Citation: Talla P, Ekotomati M, Brünisholz Y, Bouquet de la Jolinière J, Fagan B, Feki A and Ben Ali N (2017) Consider the Risk of Vesicouterine Fistula in the Event of Intermittent Fluid Vaginal Discharge after a Cesarean Section. Front. Surg. 4:58. doi: 10.3389/fsurg.2017.00058

Received: 05 June 2017; Accepted: 25 September 2017;
Published: 17 October 2017

Edited by:

Evanguelos Nicolas Xylinas, Paris Descartes University, France

Reviewed by:

Marianne Schmid, University Medical Center Goettingen, Germany
Christian Paul Meyer, Brigham and Women’s Hospital, United States
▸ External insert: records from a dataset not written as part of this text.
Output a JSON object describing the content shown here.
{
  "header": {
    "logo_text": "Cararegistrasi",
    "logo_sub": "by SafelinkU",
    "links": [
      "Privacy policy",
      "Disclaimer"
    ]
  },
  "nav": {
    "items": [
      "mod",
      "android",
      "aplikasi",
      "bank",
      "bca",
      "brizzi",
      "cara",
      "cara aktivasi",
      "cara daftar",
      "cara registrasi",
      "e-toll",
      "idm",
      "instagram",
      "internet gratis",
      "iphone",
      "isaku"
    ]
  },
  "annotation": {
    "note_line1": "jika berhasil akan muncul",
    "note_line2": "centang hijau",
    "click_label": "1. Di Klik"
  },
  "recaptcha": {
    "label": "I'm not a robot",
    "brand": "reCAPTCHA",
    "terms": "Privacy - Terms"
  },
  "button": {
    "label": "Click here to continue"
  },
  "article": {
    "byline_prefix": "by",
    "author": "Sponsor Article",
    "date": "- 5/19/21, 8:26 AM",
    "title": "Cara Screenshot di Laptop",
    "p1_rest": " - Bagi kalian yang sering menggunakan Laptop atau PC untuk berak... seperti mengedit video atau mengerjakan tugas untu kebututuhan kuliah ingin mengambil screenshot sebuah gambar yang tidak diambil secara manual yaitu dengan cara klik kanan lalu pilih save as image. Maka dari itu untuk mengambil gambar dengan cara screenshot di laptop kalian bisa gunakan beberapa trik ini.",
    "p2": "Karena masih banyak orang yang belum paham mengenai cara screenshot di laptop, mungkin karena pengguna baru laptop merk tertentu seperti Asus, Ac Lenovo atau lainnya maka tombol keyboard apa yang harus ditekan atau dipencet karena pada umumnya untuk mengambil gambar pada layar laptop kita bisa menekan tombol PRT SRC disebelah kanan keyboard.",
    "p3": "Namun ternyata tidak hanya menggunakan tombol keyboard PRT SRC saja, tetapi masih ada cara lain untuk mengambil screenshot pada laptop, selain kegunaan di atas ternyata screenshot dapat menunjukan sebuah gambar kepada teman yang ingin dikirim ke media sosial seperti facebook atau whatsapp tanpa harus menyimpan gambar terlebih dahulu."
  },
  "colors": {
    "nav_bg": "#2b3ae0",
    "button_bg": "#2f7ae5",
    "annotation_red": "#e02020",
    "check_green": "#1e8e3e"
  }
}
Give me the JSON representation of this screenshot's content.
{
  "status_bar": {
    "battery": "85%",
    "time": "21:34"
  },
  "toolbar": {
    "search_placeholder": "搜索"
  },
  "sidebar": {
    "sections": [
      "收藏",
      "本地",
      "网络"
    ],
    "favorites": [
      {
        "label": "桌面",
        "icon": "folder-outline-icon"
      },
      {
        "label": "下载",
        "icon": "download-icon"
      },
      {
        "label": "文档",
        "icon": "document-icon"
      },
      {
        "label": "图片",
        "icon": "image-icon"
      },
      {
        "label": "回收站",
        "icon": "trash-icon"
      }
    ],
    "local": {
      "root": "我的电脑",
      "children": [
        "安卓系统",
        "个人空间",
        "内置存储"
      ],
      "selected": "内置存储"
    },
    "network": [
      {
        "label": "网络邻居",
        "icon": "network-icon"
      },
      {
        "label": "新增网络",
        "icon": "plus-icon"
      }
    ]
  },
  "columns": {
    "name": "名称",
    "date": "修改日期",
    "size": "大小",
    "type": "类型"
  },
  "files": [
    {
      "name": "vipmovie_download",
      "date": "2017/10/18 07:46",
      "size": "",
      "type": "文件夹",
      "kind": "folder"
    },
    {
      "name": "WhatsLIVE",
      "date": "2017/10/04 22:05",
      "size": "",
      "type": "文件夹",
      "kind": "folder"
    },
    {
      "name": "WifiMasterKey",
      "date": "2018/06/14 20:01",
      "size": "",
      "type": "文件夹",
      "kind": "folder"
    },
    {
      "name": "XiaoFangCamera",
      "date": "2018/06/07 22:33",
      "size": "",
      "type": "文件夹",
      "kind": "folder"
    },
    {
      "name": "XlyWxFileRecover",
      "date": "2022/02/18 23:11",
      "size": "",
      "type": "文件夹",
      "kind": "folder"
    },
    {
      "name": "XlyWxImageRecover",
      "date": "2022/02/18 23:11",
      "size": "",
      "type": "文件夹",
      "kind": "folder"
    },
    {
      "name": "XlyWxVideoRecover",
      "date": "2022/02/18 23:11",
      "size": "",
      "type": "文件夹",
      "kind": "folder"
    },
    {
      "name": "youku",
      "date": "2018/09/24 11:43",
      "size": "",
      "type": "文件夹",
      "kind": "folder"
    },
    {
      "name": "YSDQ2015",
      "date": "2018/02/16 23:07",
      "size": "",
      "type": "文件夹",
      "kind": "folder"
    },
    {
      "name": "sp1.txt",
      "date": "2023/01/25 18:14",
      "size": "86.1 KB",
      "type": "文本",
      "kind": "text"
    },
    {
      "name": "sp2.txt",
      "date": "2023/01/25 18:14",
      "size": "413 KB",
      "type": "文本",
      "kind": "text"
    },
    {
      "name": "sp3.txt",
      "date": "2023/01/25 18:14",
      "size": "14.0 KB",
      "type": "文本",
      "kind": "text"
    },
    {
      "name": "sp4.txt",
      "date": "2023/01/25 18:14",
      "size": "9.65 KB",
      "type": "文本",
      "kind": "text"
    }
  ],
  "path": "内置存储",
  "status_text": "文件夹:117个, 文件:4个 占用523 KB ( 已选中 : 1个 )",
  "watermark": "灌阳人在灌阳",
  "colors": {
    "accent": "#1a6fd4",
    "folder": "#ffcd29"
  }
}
Copyright: © 2017 Talla, Ekotomati, Brünisholz, Bouquet de la Jolinière, Fagan, Feki and Ben Ali. This is an open-access article distributed under the terms of the Creative Commons Attribution License (CC BY). The use, distribution or reproduction in other forums is permitted, provided the original author(s) or licensor are credited and that the original publication in this journal is cited, in accordance with accepted academic practice. No use, distribution or reproduction is permitted which does not comply with these terms.

*Correspondence: Nordine Ben Ali,